## Task requirements:
Omit the pictures while printing every entry below exactly as given.

◆ ◆ ◆ ◆

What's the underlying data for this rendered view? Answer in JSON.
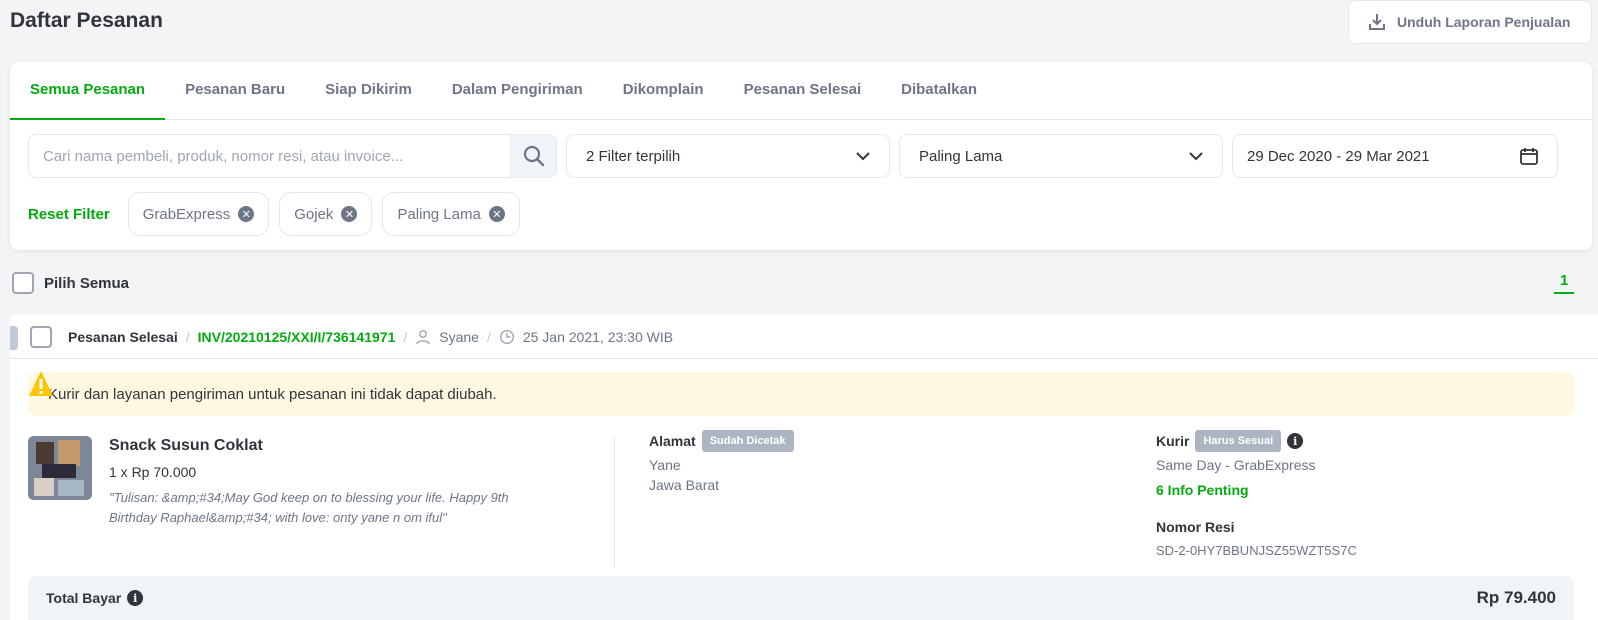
{
  "page": {
    "title": "Daftar Pesanan",
    "download_label": "Unduh Laporan Penjualan"
  },
  "tabs": [
    {
      "label": "Semua Pesanan",
      "active": true
    },
    {
      "label": "Pesanan Baru"
    },
    {
      "label": "Siap Dikirim"
    },
    {
      "label": "Dalam Pengiriman"
    },
    {
      "label": "Dikomplain"
    },
    {
      "label": "Pesanan Selesai"
    },
    {
      "label": "Dibatalkan"
    }
  ],
  "filters": {
    "search_placeholder": "Cari nama pembeli, produk, nomor resi, atau invoice...",
    "filter_select": "2 Filter terpilih",
    "sort_select": "Paling Lama",
    "date_range": "29 Dec 2020 - 29 Mar 2021",
    "reset_label": "Reset Filter",
    "chips": [
      "GrabExpress",
      "Gojek",
      "Paling Lama"
    ]
  },
  "list": {
    "select_all_label": "Pilih Semua",
    "page_number": "1"
  },
  "order": {
    "status": "Pesanan Selesai",
    "invoice": "INV/20210125/XXI/I/736141971",
    "buyer": "Syane",
    "datetime": "25 Jan 2021, 23:30 WIB",
    "warning": "Kurir dan layanan pengiriman untuk pesanan ini tidak dapat diubah.",
    "product_name": "Snack Susun Coklat",
    "product_qty": "1 x Rp 70.000",
    "product_note": "\"Tulisan: &amp;#34;May God keep on to blessing your life. Happy 9th Birthday Raphael&amp;#34; with love: onty yane n om iful\"",
    "address_label": "Alamat",
    "address_badge": "Sudah Dicetak",
    "address_name": "Yane",
    "address_region": "Jawa Barat",
    "courier_label": "Kurir",
    "courier_badge": "Harus Sesuai",
    "courier_service": "Same Day - GrabExpress",
    "info_penting": "6 Info Penting",
    "resi_label": "Nomor Resi",
    "resi_value": "SD-2-0HY7BBUNJSZ55WZT5S7C",
    "total_label": "Total Bayar",
    "total_value": "Rp 79.400"
  },
  "colors": {
    "accent_green": "#03ac0e",
    "warning_bg": "#fff8e0",
    "badge_gray": "#adb5c2"
  }
}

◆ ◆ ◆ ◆

## Solution:
What's the underlying data for this rendered view? Answer in JSON.
{
  "page": {
    "title": "Daftar Pesanan",
    "download_label": "Unduh Laporan Penjualan"
  },
  "tabs": [
    {
      "label": "Semua Pesanan",
      "active": true
    },
    {
      "label": "Pesanan Baru"
    },
    {
      "label": "Siap Dikirim"
    },
    {
      "label": "Dalam Pengiriman"
    },
    {
      "label": "Dikomplain"
    },
    {
      "label": "Pesanan Selesai"
    },
    {
      "label": "Dibatalkan"
    }
  ],
  "filters": {
    "search_placeholder": "Cari nama pembeli, produk, nomor resi, atau invoice...",
    "filter_select": "2 Filter terpilih",
    "sort_select": "Paling Lama",
    "date_range": "29 Dec 2020 - 29 Mar 2021",
    "reset_label": "Reset Filter",
    "chips": [
      "GrabExpress",
      "Gojek",
      "Paling Lama"
    ]
  },
  "list": {
    "select_all_label": "Pilih Semua",
    "page_number": "1"
  },
  "order": {
    "status": "Pesanan Selesai",
    "invoice": "INV/20210125/XXI/I/736141971",
    "buyer": "Syane",
    "datetime": "25 Jan 2021, 23:30 WIB",
    "warning": "Kurir dan layanan pengiriman untuk pesanan ini tidak dapat diubah.",
    "product_name": "Snack Susun Coklat",
    "product_qty": "1 x Rp 70.000",
    "product_note": "\"Tulisan: &amp;#34;May God keep on to blessing your life. Happy 9th Birthday Raphael&amp;#34; with love: onty yane n om iful\"",
    "address_label": "Alamat",
    "address_badge": "Sudah Dicetak",
    "address_name": "Yane",
    "address_region": "Jawa Barat",
    "courier_label": "Kurir",
    "courier_badge": "Harus Sesuai",
    "courier_service": "Same Day - GrabExpress",
    "info_penting": "6 Info Penting",
    "resi_label": "Nomor Resi",
    "resi_value": "SD-2-0HY7BBUNJSZ55WZT5S7C",
    "total_label": "Total Bayar",
    "total_value": "Rp 79.400"
  },
  "colors": {
    "accent_green": "#03ac0e",
    "warning_bg": "#fff8e0",
    "badge_gray": "#adb5c2"
  }
}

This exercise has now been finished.